**What is needed**
Filter the entries, keeping every line with the word "number".

==============================

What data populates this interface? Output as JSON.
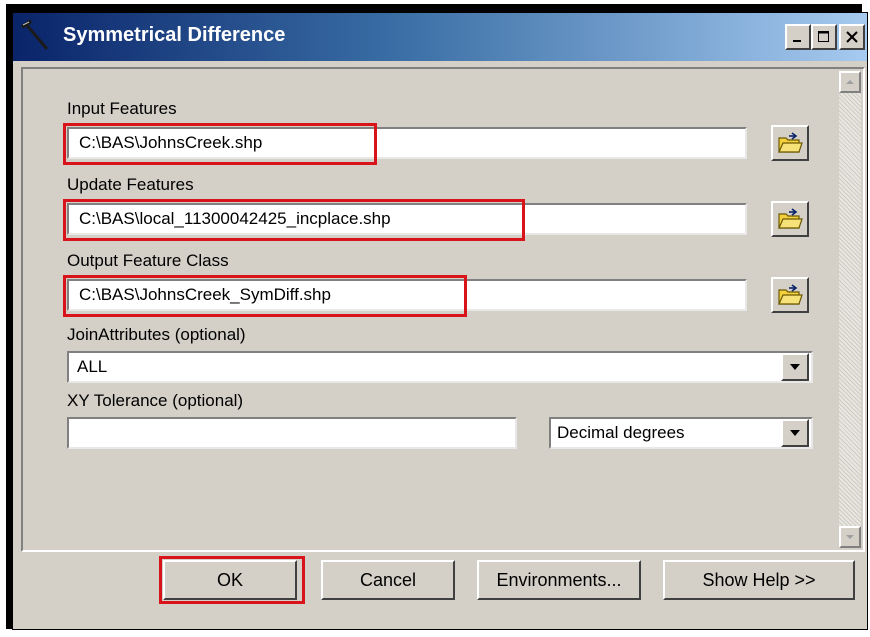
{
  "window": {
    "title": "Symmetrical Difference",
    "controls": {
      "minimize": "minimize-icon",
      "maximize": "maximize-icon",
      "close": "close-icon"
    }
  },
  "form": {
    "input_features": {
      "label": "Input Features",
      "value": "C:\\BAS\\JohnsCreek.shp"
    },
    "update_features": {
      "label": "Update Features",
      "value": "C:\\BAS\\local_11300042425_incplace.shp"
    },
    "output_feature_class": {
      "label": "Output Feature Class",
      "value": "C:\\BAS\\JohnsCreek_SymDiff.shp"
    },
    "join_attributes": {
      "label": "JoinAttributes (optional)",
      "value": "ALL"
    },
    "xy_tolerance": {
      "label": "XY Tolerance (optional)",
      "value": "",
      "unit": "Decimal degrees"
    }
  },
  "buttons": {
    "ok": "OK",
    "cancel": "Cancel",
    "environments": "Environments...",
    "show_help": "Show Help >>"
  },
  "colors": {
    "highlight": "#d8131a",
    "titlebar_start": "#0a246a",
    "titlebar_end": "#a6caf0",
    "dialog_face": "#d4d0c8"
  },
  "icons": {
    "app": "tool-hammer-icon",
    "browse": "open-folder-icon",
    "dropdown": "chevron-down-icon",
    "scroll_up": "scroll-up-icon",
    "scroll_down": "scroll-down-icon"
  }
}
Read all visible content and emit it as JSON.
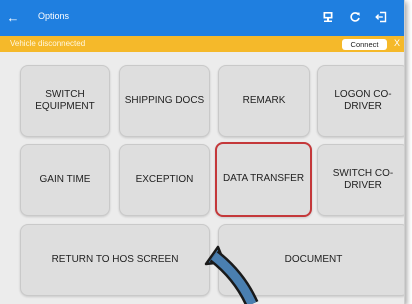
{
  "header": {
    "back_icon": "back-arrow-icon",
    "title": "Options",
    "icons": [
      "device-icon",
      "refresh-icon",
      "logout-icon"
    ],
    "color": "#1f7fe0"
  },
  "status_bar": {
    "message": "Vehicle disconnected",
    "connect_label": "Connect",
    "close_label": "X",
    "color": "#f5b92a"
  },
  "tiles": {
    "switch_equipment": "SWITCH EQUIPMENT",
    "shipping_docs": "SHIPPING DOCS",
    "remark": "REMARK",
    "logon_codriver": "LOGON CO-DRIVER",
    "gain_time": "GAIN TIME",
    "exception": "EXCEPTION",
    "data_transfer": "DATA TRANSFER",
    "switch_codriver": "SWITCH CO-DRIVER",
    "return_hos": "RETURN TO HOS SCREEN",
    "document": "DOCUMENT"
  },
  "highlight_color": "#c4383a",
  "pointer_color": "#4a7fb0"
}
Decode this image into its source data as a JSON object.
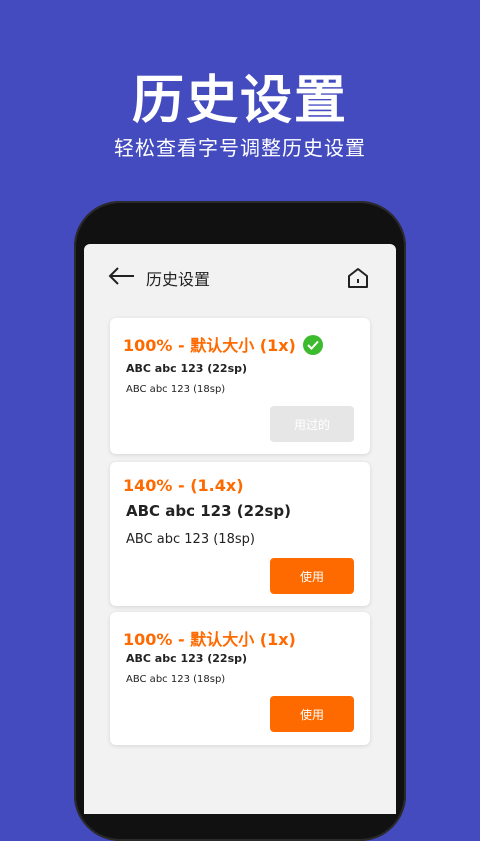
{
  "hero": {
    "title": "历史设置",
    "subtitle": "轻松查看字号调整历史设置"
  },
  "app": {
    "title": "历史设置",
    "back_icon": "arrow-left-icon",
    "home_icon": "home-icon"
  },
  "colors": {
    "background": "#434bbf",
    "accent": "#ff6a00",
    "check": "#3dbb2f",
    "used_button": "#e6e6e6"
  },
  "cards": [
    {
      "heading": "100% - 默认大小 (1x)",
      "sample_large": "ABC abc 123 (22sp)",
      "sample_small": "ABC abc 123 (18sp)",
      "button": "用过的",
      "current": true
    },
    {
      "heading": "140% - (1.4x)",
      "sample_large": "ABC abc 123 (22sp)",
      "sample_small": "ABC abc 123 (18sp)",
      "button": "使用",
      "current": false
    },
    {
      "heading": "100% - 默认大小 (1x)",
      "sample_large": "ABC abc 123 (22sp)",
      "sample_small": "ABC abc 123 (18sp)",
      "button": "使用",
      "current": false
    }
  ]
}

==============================

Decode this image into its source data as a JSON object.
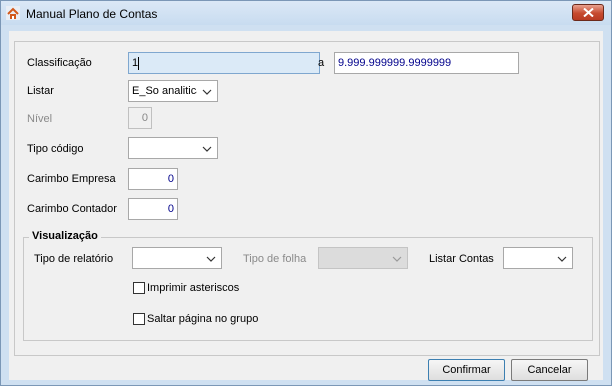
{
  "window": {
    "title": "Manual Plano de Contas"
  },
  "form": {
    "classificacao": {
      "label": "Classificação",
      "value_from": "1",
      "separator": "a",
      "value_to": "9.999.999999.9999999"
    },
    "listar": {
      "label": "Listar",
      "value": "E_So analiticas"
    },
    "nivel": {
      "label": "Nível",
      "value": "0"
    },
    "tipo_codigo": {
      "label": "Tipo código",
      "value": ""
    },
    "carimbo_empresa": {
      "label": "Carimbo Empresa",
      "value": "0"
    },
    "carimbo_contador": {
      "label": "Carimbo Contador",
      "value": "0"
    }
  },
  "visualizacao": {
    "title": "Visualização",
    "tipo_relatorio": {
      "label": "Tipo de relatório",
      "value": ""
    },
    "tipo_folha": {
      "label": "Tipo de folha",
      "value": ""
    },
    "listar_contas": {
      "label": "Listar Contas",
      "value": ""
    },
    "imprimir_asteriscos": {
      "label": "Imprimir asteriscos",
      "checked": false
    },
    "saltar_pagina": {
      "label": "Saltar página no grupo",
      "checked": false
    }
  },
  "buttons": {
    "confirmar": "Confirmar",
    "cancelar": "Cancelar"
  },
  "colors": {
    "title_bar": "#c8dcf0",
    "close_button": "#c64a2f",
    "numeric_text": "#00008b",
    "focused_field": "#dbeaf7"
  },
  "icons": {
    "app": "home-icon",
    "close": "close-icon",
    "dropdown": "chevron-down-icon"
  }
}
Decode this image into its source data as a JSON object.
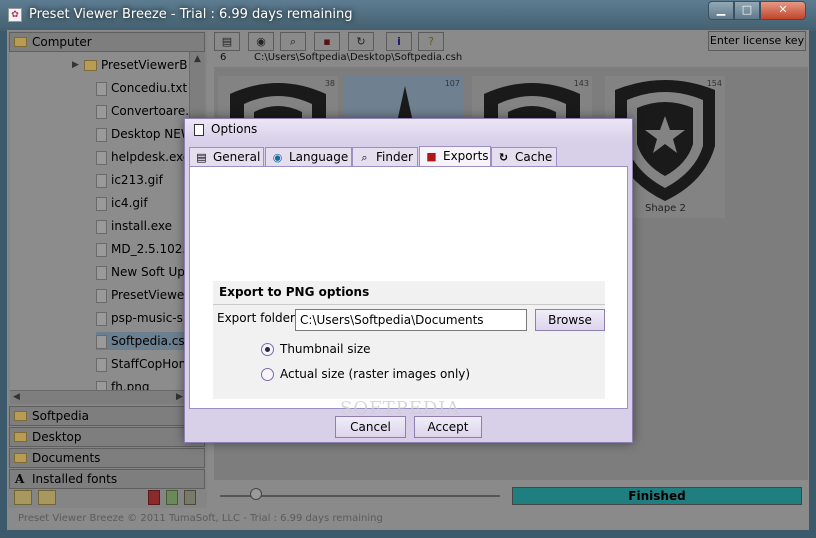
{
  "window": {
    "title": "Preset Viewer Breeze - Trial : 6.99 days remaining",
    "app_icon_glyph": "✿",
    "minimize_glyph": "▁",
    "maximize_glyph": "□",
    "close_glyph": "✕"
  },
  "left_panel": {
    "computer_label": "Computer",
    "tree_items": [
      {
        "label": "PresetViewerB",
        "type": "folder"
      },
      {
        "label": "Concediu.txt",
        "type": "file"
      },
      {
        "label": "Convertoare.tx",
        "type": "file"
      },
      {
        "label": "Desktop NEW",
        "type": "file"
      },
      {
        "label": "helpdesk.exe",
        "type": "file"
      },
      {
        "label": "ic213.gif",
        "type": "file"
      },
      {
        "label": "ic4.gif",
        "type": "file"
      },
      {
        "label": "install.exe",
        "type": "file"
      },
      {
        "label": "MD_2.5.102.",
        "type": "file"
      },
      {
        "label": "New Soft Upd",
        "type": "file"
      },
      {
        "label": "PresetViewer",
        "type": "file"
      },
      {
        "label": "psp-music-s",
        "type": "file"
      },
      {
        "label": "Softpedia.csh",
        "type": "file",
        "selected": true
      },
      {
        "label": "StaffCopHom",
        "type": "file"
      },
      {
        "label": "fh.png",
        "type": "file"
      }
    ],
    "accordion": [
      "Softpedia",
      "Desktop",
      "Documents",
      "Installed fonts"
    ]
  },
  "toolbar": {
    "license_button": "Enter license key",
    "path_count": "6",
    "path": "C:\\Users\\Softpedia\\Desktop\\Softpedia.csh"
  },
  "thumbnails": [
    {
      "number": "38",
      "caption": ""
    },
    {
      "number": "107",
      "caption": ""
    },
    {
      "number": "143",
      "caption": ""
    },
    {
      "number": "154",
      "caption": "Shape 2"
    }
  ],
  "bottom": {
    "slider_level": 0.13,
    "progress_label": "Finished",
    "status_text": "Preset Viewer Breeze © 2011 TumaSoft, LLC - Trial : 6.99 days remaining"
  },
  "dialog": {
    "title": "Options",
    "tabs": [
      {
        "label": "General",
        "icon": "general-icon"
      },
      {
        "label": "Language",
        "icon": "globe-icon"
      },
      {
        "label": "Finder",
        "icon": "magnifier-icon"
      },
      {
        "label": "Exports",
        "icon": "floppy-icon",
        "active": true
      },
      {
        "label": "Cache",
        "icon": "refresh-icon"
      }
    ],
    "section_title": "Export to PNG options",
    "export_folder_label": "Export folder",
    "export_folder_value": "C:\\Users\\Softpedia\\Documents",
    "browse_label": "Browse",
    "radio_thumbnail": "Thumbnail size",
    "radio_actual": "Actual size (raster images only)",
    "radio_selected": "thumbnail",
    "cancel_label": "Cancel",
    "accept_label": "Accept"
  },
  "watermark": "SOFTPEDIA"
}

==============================

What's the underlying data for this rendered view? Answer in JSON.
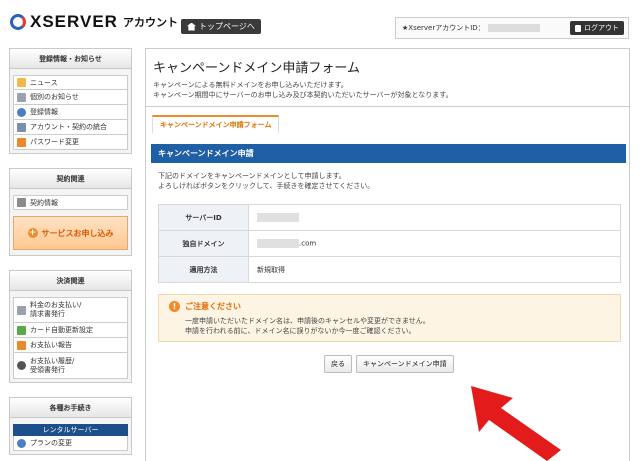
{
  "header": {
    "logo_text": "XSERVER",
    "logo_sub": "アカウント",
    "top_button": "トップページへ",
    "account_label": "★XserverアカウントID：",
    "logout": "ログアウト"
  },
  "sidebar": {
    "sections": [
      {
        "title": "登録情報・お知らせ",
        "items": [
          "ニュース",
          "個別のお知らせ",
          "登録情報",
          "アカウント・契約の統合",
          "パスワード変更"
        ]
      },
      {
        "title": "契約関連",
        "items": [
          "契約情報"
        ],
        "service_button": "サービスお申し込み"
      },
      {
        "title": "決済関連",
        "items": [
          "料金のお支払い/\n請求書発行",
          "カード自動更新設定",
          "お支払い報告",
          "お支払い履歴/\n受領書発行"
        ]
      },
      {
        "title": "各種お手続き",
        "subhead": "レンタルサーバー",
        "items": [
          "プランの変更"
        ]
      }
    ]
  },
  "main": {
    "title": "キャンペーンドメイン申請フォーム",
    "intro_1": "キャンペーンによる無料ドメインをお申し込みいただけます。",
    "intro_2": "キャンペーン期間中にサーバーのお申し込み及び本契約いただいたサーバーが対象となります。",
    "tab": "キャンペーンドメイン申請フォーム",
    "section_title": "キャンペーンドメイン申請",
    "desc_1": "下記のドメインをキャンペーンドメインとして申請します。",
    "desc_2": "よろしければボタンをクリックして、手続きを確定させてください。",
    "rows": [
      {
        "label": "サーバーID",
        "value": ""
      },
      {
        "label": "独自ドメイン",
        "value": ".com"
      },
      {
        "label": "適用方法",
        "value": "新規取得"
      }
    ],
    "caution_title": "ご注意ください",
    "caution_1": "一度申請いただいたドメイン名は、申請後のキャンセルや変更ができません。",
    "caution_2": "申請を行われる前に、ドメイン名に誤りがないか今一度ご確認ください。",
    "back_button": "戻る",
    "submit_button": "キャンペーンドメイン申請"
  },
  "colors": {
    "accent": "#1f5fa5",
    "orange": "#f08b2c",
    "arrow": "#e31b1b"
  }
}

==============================

**Response below**
      "number": "38",
      "number": "107",
      "number": "143",
      "number": "154",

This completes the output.